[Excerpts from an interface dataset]
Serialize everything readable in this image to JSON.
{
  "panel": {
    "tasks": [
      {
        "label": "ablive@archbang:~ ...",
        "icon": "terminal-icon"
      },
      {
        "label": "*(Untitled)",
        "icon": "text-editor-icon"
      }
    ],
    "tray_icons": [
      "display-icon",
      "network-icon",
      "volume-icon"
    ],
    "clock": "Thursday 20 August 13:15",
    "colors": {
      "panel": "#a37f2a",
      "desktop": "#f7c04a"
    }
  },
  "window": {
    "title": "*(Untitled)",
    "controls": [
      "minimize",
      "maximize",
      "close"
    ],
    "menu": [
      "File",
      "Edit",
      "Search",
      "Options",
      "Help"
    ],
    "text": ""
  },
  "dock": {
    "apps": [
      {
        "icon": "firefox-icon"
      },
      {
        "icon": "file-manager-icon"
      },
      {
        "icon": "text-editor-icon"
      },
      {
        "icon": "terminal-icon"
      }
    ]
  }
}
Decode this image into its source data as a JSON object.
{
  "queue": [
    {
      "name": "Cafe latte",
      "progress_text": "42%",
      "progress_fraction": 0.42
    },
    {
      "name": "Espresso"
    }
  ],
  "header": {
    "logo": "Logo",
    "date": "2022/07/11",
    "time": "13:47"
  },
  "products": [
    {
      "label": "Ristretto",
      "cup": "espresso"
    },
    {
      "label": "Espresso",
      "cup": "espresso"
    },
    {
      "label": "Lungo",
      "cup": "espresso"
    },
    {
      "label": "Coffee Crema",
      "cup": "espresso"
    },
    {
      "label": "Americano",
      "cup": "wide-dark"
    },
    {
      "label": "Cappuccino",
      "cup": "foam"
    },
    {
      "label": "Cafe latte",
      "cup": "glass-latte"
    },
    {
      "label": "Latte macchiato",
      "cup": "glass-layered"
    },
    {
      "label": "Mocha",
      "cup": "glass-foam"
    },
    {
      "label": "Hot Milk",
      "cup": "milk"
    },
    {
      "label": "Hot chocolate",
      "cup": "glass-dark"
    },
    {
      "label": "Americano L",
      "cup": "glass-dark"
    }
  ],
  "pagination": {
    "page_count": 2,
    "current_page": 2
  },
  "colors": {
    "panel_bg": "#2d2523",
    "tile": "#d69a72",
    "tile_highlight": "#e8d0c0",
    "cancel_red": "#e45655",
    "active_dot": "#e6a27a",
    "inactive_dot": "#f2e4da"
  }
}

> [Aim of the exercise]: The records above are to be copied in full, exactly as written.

> [Task solution]:
Serialize everything readable in this image to JSON.
{
  "panel": {
    "tasks": [
      {
        "label": "ablive@archbang:~ ...",
        "icon": "terminal-icon"
      },
      {
        "label": "*(Untitled)",
        "icon": "text-editor-icon"
      }
    ],
    "tray_icons": [
      "display-icon",
      "network-icon",
      "volume-icon"
    ],
    "clock": "Thursday 20 August 13:15",
    "colors": {
      "panel": "#a37f2a",
      "desktop": "#f7c04a"
    }
  },
  "window": {
    "title": "*(Untitled)",
    "controls": [
      "minimize",
      "maximize",
      "close"
    ],
    "menu": [
      "File",
      "Edit",
      "Search",
      "Options",
      "Help"
    ],
    "text": ""
  },
  "dock": {
    "apps": [
      {
        "icon": "firefox-icon"
      },
      {
        "icon": "file-manager-icon"
      },
      {
        "icon": "text-editor-icon"
      },
      {
        "icon": "terminal-icon"
      }
    ]
  }
}
Decode this image into its source data as a JSON object.
{
  "queue": [
    {
      "name": "Cafe latte",
      "progress_text": "42%",
      "progress_fraction": 0.42
    },
    {
      "name": "Espresso"
    }
  ],
  "header": {
    "logo": "Logo",
    "date": "2022/07/11",
    "time": "13:47"
  },
  "products": [
    {
      "label": "Ristretto",
      "cup": "espresso"
    },
    {
      "label": "Espresso",
      "cup": "espresso"
    },
    {
      "label": "Lungo",
      "cup": "espresso"
    },
    {
      "label": "Coffee Crema",
      "cup": "espresso"
    },
    {
      "label": "Americano",
      "cup": "wide-dark"
    },
    {
      "label": "Cappuccino",
      "cup": "foam"
    },
    {
      "label": "Cafe latte",
      "cup": "glass-latte"
    },
    {
      "label": "Latte macchiato",
      "cup": "glass-layered"
    },
    {
      "label": "Mocha",
      "cup": "glass-foam"
    },
    {
      "label": "Hot Milk",
      "cup": "milk"
    },
    {
      "label": "Hot chocolate",
      "cup": "glass-dark"
    },
    {
      "label": "Americano L",
      "cup": "glass-dark"
    }
  ],
  "pagination": {
    "page_count": 2,
    "current_page": 2
  },
  "colors": {
    "panel_bg": "#2d2523",
    "tile": "#d69a72",
    "tile_highlight": "#e8d0c0",
    "cancel_red": "#e45655",
    "active_dot": "#e6a27a",
    "inactive_dot": "#f2e4da"
  }
}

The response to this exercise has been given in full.